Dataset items
━━━━━━━━━━━━━━━━

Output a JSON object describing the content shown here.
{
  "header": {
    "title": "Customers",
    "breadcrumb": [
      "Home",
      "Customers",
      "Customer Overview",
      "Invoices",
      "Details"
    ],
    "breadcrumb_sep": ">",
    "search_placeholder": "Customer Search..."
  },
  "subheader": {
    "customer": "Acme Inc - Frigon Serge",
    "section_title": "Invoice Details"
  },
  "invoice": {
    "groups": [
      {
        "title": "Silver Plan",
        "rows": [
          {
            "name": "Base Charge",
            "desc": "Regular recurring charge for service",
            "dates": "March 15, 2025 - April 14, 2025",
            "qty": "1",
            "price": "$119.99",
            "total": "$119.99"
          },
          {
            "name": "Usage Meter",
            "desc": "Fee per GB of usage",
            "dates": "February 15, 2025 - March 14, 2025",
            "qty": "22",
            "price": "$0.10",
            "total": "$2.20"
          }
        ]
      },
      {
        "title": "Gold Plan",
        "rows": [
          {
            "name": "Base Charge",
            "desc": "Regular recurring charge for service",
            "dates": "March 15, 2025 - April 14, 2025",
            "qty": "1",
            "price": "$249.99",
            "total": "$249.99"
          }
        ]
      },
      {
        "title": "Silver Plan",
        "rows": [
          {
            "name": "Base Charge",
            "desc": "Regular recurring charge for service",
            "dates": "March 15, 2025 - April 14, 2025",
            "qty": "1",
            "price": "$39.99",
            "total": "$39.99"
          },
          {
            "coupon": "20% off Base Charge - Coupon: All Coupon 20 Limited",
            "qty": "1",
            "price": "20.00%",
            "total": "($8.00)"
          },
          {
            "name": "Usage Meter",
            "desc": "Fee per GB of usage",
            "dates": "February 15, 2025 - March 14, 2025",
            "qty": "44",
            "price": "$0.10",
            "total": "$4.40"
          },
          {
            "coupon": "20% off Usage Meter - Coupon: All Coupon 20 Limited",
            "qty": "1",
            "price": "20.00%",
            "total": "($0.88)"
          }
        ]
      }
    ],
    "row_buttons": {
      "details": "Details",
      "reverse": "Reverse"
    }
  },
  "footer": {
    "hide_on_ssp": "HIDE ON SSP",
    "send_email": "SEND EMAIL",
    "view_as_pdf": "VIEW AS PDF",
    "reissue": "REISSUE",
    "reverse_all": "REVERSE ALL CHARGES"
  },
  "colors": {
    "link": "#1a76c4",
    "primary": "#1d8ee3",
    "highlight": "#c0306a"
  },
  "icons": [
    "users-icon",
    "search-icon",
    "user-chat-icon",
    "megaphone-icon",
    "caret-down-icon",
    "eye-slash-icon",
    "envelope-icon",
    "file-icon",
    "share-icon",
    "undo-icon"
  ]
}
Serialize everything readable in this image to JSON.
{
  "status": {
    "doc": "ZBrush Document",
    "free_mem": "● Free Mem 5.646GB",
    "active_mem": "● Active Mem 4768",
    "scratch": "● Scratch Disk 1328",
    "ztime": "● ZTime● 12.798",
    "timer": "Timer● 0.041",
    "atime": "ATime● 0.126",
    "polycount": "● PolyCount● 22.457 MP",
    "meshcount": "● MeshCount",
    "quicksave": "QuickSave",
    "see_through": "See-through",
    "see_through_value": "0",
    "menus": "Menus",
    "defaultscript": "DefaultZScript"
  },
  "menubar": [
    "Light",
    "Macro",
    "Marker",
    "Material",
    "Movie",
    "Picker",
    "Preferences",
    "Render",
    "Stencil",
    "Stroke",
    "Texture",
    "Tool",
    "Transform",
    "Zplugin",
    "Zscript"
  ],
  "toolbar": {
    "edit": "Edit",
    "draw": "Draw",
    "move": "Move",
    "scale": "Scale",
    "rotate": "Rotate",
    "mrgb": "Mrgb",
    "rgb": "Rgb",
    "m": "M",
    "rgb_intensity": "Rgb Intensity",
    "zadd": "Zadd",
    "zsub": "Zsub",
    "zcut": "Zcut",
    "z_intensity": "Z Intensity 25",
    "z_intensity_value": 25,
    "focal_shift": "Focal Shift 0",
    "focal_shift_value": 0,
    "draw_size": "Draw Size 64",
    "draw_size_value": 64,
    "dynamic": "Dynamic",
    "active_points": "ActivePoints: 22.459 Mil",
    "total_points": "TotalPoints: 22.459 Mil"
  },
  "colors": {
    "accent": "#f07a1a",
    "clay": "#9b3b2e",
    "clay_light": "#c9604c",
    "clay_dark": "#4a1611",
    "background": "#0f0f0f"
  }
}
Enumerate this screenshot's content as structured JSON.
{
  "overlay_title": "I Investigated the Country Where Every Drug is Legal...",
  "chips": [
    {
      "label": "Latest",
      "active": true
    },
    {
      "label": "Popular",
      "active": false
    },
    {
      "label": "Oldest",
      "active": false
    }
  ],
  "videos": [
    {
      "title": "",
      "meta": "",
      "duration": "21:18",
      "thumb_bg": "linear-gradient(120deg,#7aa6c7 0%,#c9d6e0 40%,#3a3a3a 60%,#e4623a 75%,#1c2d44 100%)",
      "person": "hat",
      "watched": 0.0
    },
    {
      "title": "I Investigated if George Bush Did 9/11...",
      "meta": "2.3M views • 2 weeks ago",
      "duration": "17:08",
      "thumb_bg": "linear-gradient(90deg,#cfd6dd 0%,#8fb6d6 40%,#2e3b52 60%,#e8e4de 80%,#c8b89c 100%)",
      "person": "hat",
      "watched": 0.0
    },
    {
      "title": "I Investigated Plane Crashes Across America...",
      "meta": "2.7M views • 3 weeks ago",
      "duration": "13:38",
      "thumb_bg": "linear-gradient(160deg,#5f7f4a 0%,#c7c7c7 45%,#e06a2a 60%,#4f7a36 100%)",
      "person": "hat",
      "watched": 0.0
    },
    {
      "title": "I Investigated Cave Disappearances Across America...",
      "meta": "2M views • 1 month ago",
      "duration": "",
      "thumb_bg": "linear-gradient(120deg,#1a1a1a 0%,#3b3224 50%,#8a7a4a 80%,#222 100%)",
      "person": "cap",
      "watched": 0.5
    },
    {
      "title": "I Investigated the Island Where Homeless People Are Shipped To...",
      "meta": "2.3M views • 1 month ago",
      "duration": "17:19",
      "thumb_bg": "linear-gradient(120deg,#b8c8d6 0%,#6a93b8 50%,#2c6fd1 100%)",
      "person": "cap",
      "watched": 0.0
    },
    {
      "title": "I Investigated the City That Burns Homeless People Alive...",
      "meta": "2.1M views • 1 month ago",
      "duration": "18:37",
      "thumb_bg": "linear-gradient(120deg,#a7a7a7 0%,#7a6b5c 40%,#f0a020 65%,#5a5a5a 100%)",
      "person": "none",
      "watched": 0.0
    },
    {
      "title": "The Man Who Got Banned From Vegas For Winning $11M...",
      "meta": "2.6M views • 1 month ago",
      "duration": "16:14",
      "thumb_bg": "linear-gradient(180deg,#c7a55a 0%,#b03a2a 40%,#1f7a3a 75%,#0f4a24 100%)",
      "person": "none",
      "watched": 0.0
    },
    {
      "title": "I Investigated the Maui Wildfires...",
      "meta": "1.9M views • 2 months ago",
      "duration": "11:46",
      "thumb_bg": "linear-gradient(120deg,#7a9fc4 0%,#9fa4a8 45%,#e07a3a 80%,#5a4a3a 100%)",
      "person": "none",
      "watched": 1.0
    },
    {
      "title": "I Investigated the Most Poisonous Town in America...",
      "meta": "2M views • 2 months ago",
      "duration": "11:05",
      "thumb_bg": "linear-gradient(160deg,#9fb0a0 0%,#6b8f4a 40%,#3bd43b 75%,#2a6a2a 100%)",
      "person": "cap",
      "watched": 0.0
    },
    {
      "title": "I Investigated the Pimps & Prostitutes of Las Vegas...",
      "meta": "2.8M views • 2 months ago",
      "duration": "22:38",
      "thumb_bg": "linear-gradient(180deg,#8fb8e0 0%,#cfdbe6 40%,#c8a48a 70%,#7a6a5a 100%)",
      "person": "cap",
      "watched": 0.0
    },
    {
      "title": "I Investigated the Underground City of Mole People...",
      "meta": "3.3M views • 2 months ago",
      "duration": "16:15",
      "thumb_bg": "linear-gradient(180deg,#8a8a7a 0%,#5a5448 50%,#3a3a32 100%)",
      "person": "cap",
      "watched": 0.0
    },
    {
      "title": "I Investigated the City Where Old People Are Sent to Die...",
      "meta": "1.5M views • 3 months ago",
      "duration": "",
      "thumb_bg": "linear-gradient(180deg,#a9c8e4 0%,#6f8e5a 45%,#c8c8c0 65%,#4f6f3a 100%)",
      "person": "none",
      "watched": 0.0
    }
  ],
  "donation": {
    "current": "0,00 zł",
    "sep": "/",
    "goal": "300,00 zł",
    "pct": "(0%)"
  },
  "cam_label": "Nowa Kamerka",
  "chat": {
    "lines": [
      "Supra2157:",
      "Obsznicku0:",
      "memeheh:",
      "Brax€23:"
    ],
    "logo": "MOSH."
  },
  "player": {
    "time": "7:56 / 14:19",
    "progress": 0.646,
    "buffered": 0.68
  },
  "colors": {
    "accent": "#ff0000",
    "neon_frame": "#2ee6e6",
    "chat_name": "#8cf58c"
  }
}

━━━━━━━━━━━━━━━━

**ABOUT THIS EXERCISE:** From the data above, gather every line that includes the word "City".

**OUTPUT BELOW:**
      "title": "I Investigated the City That Burns Homeless People Alive...",
      "title": "I Investigated the Underground City of Mole People...",
      "title": "I Investigated the City Where Old People Are Sent to Die...",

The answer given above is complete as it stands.